* Directions for this task
From the entries below, please gather each line containing the string "Windows".

Data records
==*==

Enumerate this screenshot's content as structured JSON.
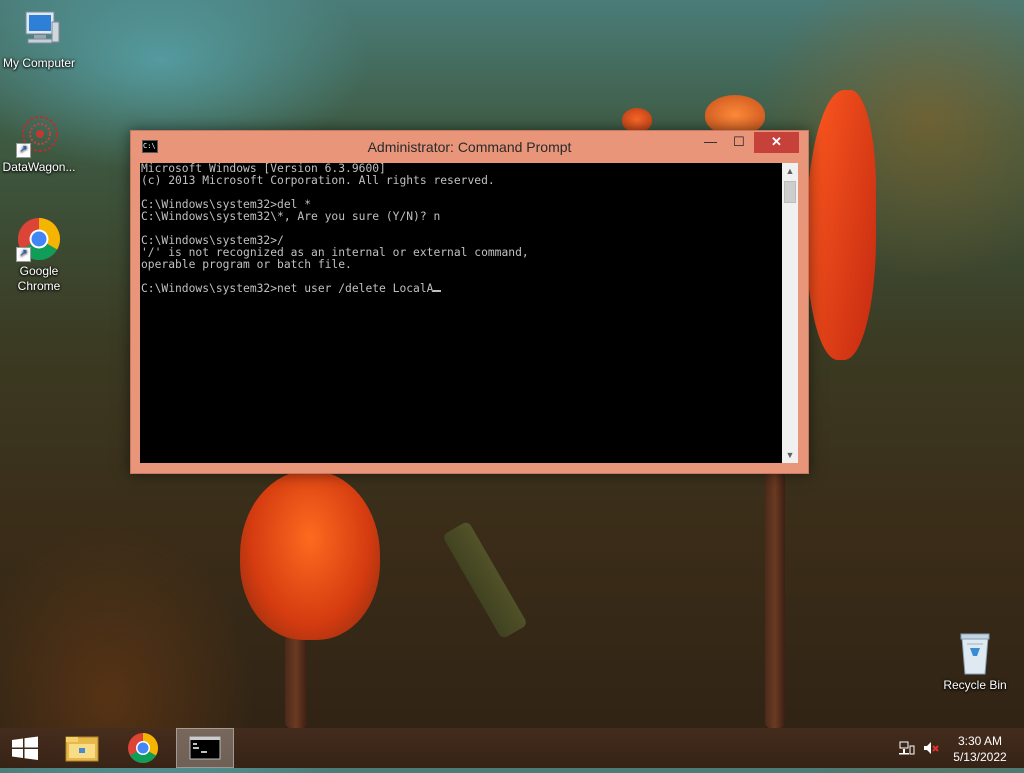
{
  "desktop": {
    "icons": [
      {
        "label": "My Computer",
        "icon": "computer-icon"
      },
      {
        "label": "DataWagon...",
        "icon": "datawagon-icon"
      },
      {
        "label": "Google Chrome",
        "icon": "chrome-icon"
      },
      {
        "label": "Recycle Bin",
        "icon": "recycle-bin-icon"
      }
    ]
  },
  "window": {
    "title": "Administrator: Command Prompt",
    "title_icon_text": "C:\\",
    "minimize_glyph": "—",
    "maximize_glyph": "☐",
    "close_glyph": "✕",
    "console_lines": [
      "Microsoft Windows [Version 6.3.9600]",
      "(c) 2013 Microsoft Corporation. All rights reserved.",
      "",
      "C:\\Windows\\system32>del *",
      "C:\\Windows\\system32\\*, Are you sure (Y/N)? n",
      "",
      "C:\\Windows\\system32>/",
      "'/' is not recognized as an internal or external command,",
      "operable program or batch file.",
      "",
      "C:\\Windows\\system32>net user /delete LocalA"
    ],
    "scroll_up_glyph": "▲",
    "scroll_down_glyph": "▼"
  },
  "taskbar": {
    "items": [
      "start",
      "file-explorer",
      "google-chrome",
      "command-prompt"
    ],
    "active_item": "command-prompt",
    "clock_time": "3:30 AM",
    "clock_date": "5/13/2022"
  },
  "colors": {
    "window_frame": "#e8957a",
    "close_button": "#c7413b",
    "console_bg": "#000000",
    "console_text": "#c0c0c0"
  }
}
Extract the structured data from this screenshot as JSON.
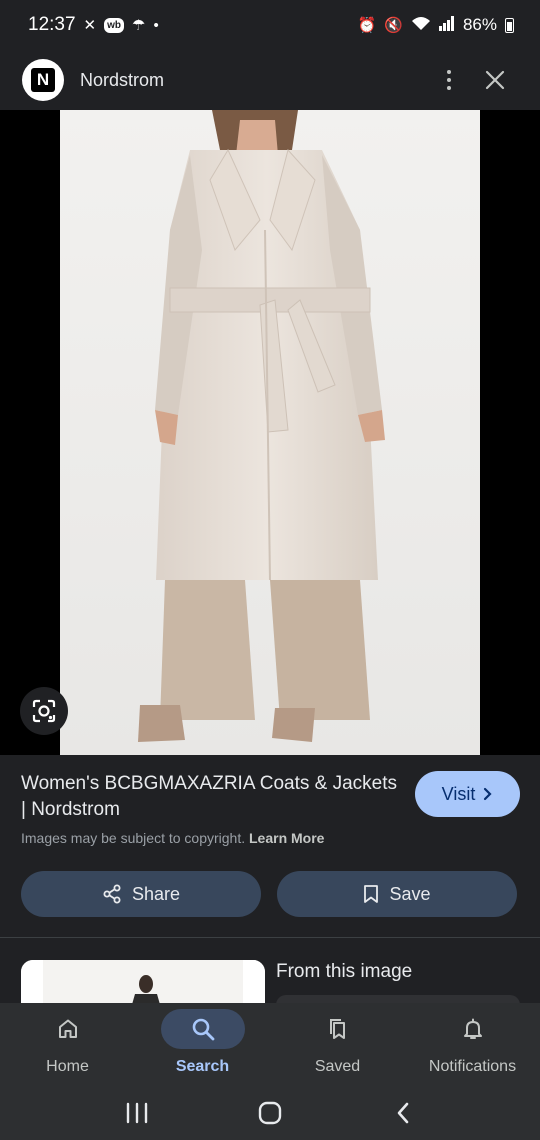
{
  "status_bar": {
    "time": "12:37",
    "wb_badge": "wb",
    "battery": "86%"
  },
  "header": {
    "logo_letter": "N",
    "site_name": "Nordstrom",
    "more_icon": "more-vert-icon",
    "close_icon": "close-icon"
  },
  "result": {
    "title": "Women's BCBGMAXAZRIA Coats & Jackets | Nordstrom",
    "visit_label": "Visit",
    "copyright_text": "Images may be subject to copyright.",
    "learn_more": "Learn More",
    "share_label": "Share",
    "save_label": "Save",
    "section_title": "From this image"
  },
  "bottom_nav": {
    "items": [
      {
        "label": "Home",
        "icon": "home-icon"
      },
      {
        "label": "Search",
        "icon": "search-icon",
        "active": true
      },
      {
        "label": "Saved",
        "icon": "saved-icon"
      },
      {
        "label": "Notifications",
        "icon": "bell-icon"
      }
    ]
  },
  "colors": {
    "background": "#202124",
    "accent": "#a8c7fa",
    "pill_bg": "#38475c",
    "nav_bg": "#2d2f31"
  }
}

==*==

* Exercise answer
      "Microsoft Windows [Version 6.3.9600]",
      "C:\\Windows\\system32>del *",
      "C:\\Windows\\system32\\*, Are you sure (Y/N)? n",
      "C:\\Windows\\system32>/",
      "C:\\Windows\\system32>net user /delete LocalA"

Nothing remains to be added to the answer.